- Riley Reiff, left tackle: Reiff had played every snap this season before sitting out Sunday because he was on the COVID-19 reserve list. The 32-year-old had a solid season, but he might be ready for a fresh start and the Vikings might not want to pay him in 2021. Reiff’s base salary was cut from $10.9 million to $5.9 million shortly before the regular season after the Vikings obtained defensive end Yannick Ngakoue from Jacksonville. Reiff didn’t have much choice but to accept the Vikings’ offer given that most rosters were set at that point. Reiff’s base salary for 2021 is scheduled to be $6.65 million and he reportedly will get a $5 million bonus, if he’s on the Vikings’ roster shortly after the new league year begins in March. Will Reiff be willing to restructure again? If he’s not, it won’t be surprising if the Vikings have a new left tackle when next season opens.
- Kyle Rudolph, tight end: A second-round pick of the Vikings in 2011, Rudolph appeared close to departing Minnesota before he agreed on a four-year, $36 million extension in the summer of 2019. This time it looks as if it will be goodbye. Rudolph would carry a salary-cap hit of $9.45 million in 2021. Cutting him would leave $4.35 million of dead money on the books but also free up $5.1 million. The 31-year-old caught only 28 passes for 334 yards and a touchdown in 12 games this season.
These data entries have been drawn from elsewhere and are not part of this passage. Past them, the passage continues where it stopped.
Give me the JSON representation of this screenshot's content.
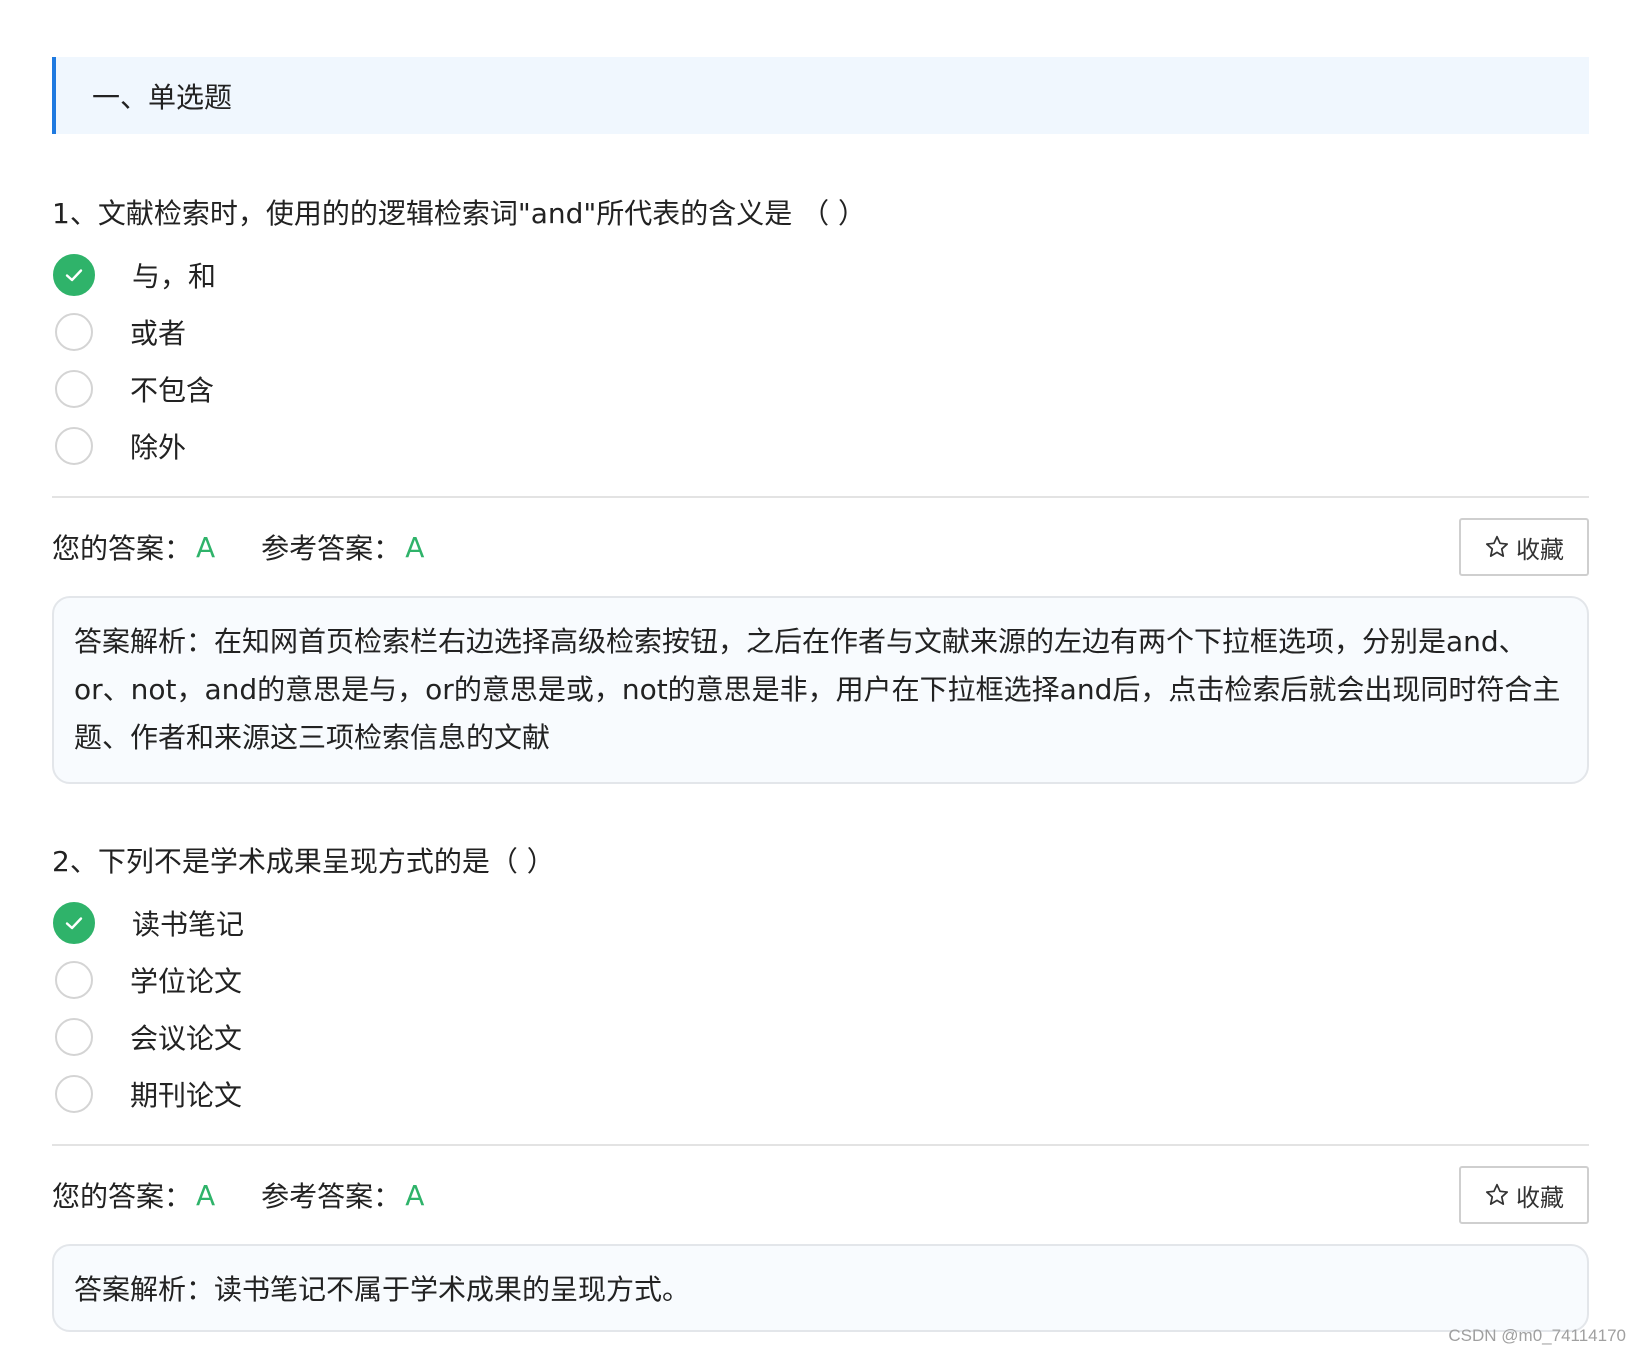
{
  "section": {
    "title": "一、单选题"
  },
  "questions": [
    {
      "title": "1、文献检索时，使用的的逻辑检索词\"and\"所代表的含义是 （ ）",
      "options": [
        "与，和",
        "或者",
        "不包含",
        "除外"
      ],
      "selected_index": 0,
      "your_answer_label": "您的答案：",
      "your_answer": "A",
      "ref_answer_label": "参考答案：",
      "ref_answer": "A",
      "favorite_label": "收藏",
      "analysis": "答案解析：在知网首页检索栏右边选择高级检索按钮，之后在作者与文献来源的左边有两个下拉框选项，分别是and、or、not，and的意思是与，or的意思是或，not的意思是非，用户在下拉框选择and后，点击检索后就会出现同时符合主题、作者和来源这三项检索信息的文献"
    },
    {
      "title": "2、下列不是学术成果呈现方式的是（ ）",
      "options": [
        "读书笔记",
        "学位论文",
        "会议论文",
        "期刊论文"
      ],
      "selected_index": 0,
      "your_answer_label": "您的答案：",
      "your_answer": "A",
      "ref_answer_label": "参考答案：",
      "ref_answer": "A",
      "favorite_label": "收藏",
      "analysis": "答案解析：读书笔记不属于学术成果的呈现方式。"
    }
  ],
  "watermark": "CSDN @m0_74114170",
  "colors": {
    "accent": "#1f7ae0",
    "correct": "#2fb36a",
    "header_bg": "#f0f7fe"
  }
}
He missed the final four games because of a foot injury. The Vikings likely will turn to Irv Smith Jr., and Tyler Conklin, who had 15 receptions for 168 yards and one touchdown after Rudolph was injured. Conklin will carry a salary-cap hit of $990,258 in the final year of his contract next season.